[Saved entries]
===============

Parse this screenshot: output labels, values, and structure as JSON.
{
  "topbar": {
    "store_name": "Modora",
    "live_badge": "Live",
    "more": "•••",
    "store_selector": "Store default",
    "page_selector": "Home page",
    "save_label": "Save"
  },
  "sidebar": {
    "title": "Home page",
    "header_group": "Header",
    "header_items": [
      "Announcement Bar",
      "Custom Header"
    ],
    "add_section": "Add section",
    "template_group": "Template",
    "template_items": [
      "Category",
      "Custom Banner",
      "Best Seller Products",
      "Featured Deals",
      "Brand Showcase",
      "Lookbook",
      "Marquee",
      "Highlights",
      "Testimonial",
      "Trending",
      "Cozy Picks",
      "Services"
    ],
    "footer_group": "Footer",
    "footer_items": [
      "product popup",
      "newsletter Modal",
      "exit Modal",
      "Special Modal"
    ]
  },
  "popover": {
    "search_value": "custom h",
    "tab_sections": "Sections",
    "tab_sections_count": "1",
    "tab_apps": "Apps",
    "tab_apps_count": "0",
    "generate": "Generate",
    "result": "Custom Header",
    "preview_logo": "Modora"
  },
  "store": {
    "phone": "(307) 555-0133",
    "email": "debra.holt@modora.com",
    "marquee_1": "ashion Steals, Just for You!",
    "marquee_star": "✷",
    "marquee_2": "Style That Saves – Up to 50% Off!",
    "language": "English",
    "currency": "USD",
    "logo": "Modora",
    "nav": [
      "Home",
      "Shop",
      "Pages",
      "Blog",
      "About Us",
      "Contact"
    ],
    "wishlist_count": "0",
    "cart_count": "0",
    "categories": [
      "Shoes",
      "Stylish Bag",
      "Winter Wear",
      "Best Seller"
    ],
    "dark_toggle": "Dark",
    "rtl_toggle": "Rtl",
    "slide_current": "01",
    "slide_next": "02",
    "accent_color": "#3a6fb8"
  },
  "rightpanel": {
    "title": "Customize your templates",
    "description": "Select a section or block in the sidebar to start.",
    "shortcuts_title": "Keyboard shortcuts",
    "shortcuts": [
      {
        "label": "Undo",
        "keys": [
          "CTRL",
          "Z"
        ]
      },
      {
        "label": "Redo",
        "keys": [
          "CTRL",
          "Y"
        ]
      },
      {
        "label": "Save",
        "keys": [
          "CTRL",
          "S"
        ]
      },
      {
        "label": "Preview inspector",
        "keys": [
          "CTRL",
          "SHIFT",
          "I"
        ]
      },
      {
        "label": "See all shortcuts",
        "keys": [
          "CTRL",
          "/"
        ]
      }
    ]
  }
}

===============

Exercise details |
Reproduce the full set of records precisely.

Result for this exercise |
Parse this screenshot: output labels, values, and structure as JSON.
{
  "topbar": {
    "store_name": "Modora",
    "live_badge": "Live",
    "more": "•••",
    "store_selector": "Store default",
    "page_selector": "Home page",
    "save_label": "Save"
  },
  "sidebar": {
    "title": "Home page",
    "header_group": "Header",
    "header_items": [
      "Announcement Bar",
      "Custom Header"
    ],
    "add_section": "Add section",
    "template_group": "Template",
    "template_items": [
      "Category",
      "Custom Banner",
      "Best Seller Products",
      "Featured Deals",
      "Brand Showcase",
      "Lookbook",
      "Marquee",
      "Highlights",
      "Testimonial",
      "Trending",
      "Cozy Picks",
      "Services"
    ],
    "footer_group": "Footer",
    "footer_items": [
      "product popup",
      "newsletter Modal",
      "exit Modal",
      "Special Modal"
    ]
  },
  "popover": {
    "search_value": "custom h",
    "tab_sections": "Sections",
    "tab_sections_count": "1",
    "tab_apps": "Apps",
    "tab_apps_count": "0",
    "generate": "Generate",
    "result": "Custom Header",
    "preview_logo": "Modora"
  },
  "store": {
    "phone": "(307) 555-0133",
    "email": "debra.holt@modora.com",
    "marquee_1": "ashion Steals, Just for You!",
    "marquee_star": "✷",
    "marquee_2": "Style That Saves – Up to 50% Off!",
    "language": "English",
    "currency": "USD",
    "logo": "Modora",
    "nav": [
      "Home",
      "Shop",
      "Pages",
      "Blog",
      "About Us",
      "Contact"
    ],
    "wishlist_count": "0",
    "cart_count": "0",
    "categories": [
      "Shoes",
      "Stylish Bag",
      "Winter Wear",
      "Best Seller"
    ],
    "dark_toggle": "Dark",
    "rtl_toggle": "Rtl",
    "slide_current": "01",
    "slide_next": "02",
    "accent_color": "#3a6fb8"
  },
  "rightpanel": {
    "title": "Customize your templates",
    "description": "Select a section or block in the sidebar to start.",
    "shortcuts_title": "Keyboard shortcuts",
    "shortcuts": [
      {
        "label": "Undo",
        "keys": [
          "CTRL",
          "Z"
        ]
      },
      {
        "label": "Redo",
        "keys": [
          "CTRL",
          "Y"
        ]
      },
      {
        "label": "Save",
        "keys": [
          "CTRL",
          "S"
        ]
      },
      {
        "label": "Preview inspector",
        "keys": [
          "CTRL",
          "SHIFT",
          "I"
        ]
      },
      {
        "label": "See all shortcuts",
        "keys": [
          "CTRL",
          "/"
        ]
      }
    ]
  }
}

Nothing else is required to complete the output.